Grand Avenue fans have something new to celebrate. After Bragg's Factor Diner announced that it will be shuttering its doors on October 4, Chef Silvana Esparza of Barrio Cafe and Barrio Urbano revealed that she will be setting up shop in the space once occupied by the vegan cafe.
We spoke to Esparza Thursday about what Valley diners can expect from her forthcoming project. It turns out there's not a lot she can share at this point — mostly because she hasn't figured it out herself.
"I can't even tell you the name yet," she says, "but it will be [similar to] Barrio Cafe." The menu is also a moving target. Enamored of the history and architecture of the building, located on Grand Avenue and McKinley Street, Esparza says she will wait to get inside the space and let it dictate "what it wants."
Before the unique space housed Bragg's Factory Diner, it was occupied by the now defunct Bragg's Pie Factory. "There's flour in those walls," says Esparza, and coming from a family legacy of bakers, it's clear that she wants to honor that particular history of the Bragg's location. She also plans to continue training the next generation of Mexican chefs, she says, sharing her experience and knowledge of elevated Mexican cuisine.
Esparza says the one item we won't see at the new Barrio Cafe is tacos. "I'm a little sick of tacos, to be honest," she says. "They've saturated the market.
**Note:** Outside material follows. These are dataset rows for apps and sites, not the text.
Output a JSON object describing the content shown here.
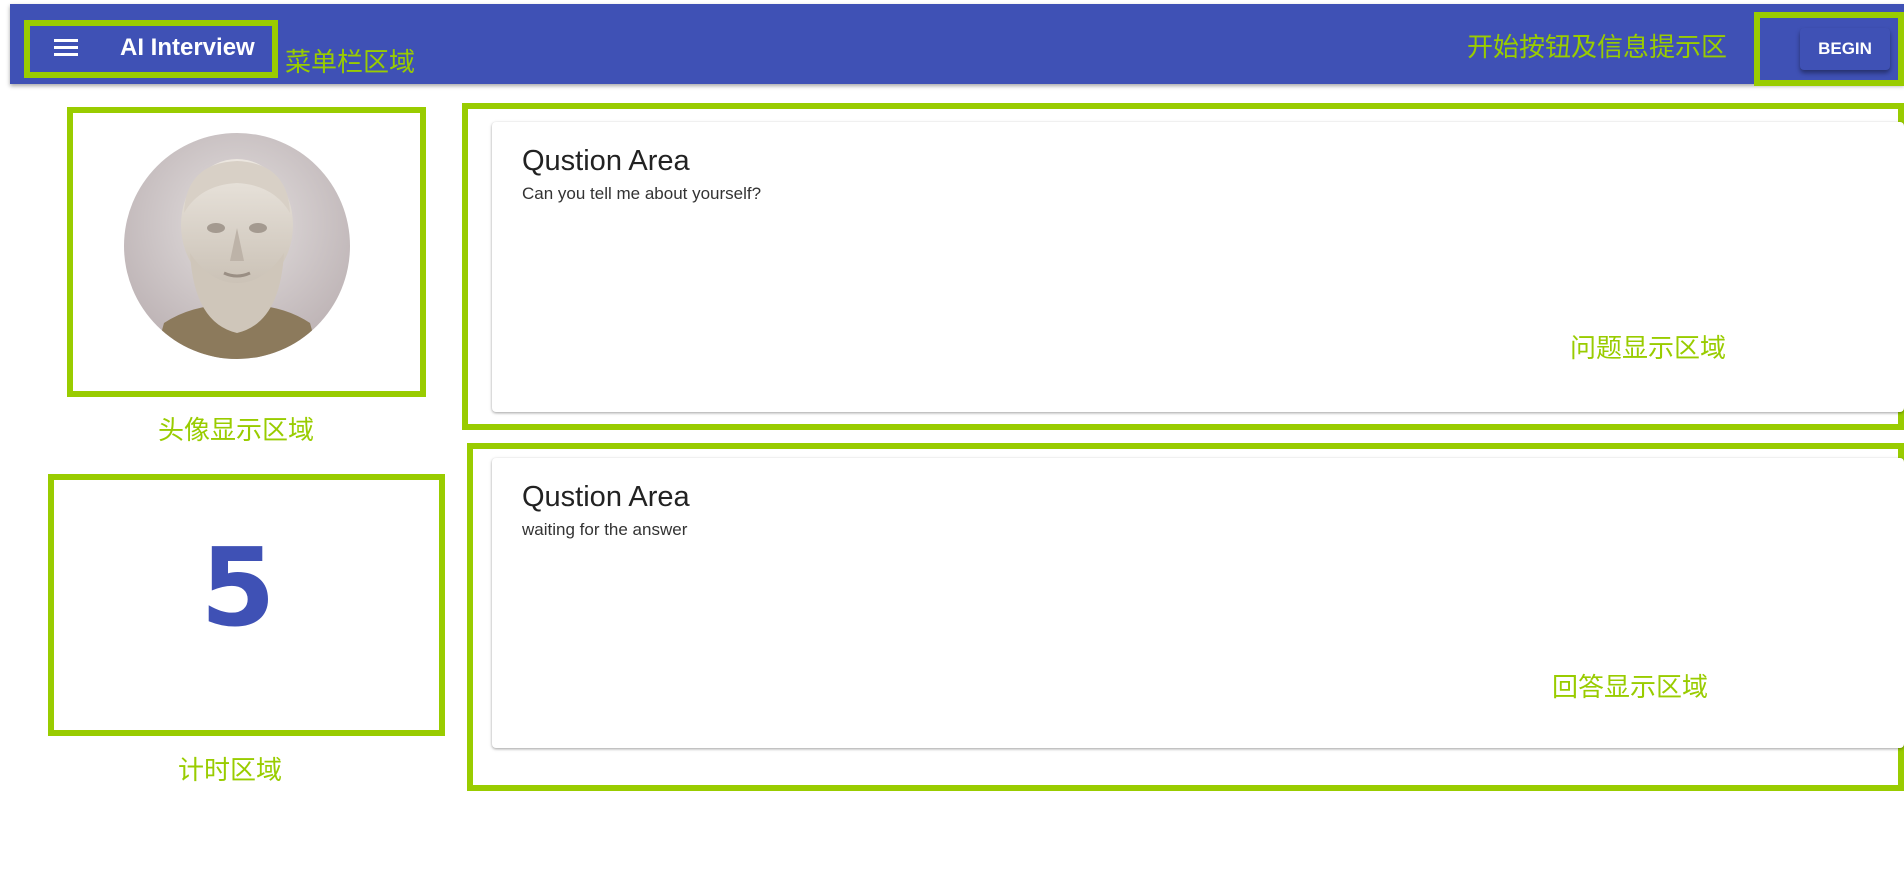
{
  "appbar": {
    "title": "AI Interview",
    "begin_label": "BEGIN",
    "color": "#3f51b5"
  },
  "annotations": {
    "menu_area": "菜单栏区域",
    "begin_area": "开始按钮及信息提示区",
    "avatar_area": "头像显示区域",
    "timer_area": "计时区域",
    "question_area": "问题显示区域",
    "answer_area": "回答显示区域",
    "color": "#99cc00"
  },
  "timer": {
    "value": "5"
  },
  "question_card": {
    "title": "Qustion Area",
    "text": "Can you tell me about yourself?"
  },
  "answer_card": {
    "title": "Qustion Area",
    "text": "waiting for the answer"
  }
}
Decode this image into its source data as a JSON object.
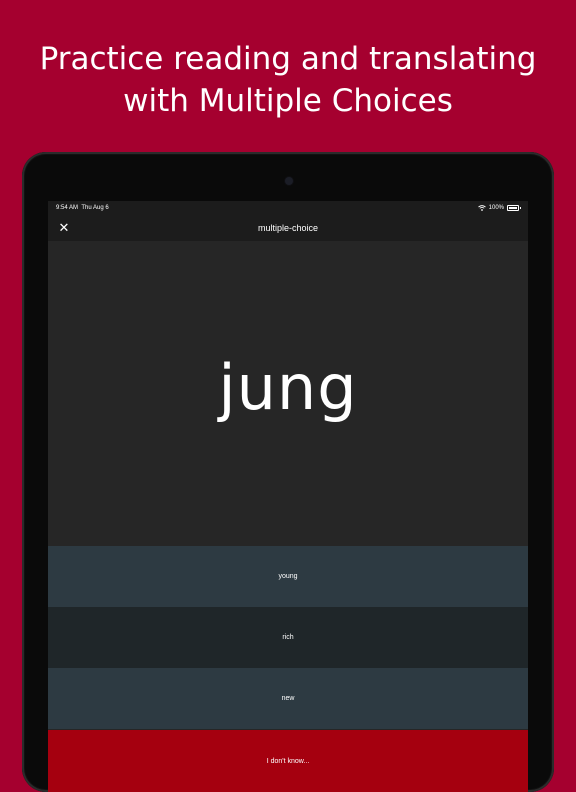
{
  "headline": {
    "line1": "Practice reading and translating",
    "line2": "with Multiple Choices"
  },
  "status_bar": {
    "time": "9:54 AM",
    "date": "Thu Aug 6",
    "battery": "100%",
    "icons": [
      "wifi-icon",
      "battery-icon"
    ]
  },
  "nav": {
    "title": "multiple-choice",
    "close_label": "✕"
  },
  "card": {
    "word": "jung"
  },
  "options": [
    {
      "label": "young"
    },
    {
      "label": "rich"
    },
    {
      "label": "new"
    }
  ],
  "dont_know": {
    "label": "I don't know..."
  },
  "colors": {
    "background": "#a5002f",
    "option_dark": "#2d3a42",
    "option_darker": "#1f2629",
    "dont_know": "#a5000f"
  }
}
McDonald's is going to start selling them next!" Esparza is also planning on securing a liquor license for the restaurant.
As for moving into the Grand Avenue neighborhood, known for its decidedly un-gentrified galleries and cafes, Esparza says she's going to fit right in. She says she's especially appreciative of the work of Beatrice Moore, the woman most often credited with developing the artistic community on Grand Ave.
"You can say I'm going to the Beatrice Moore Academy of How to Get Shit Done," says Esparza. "I can promise that I'm going to give it my very best."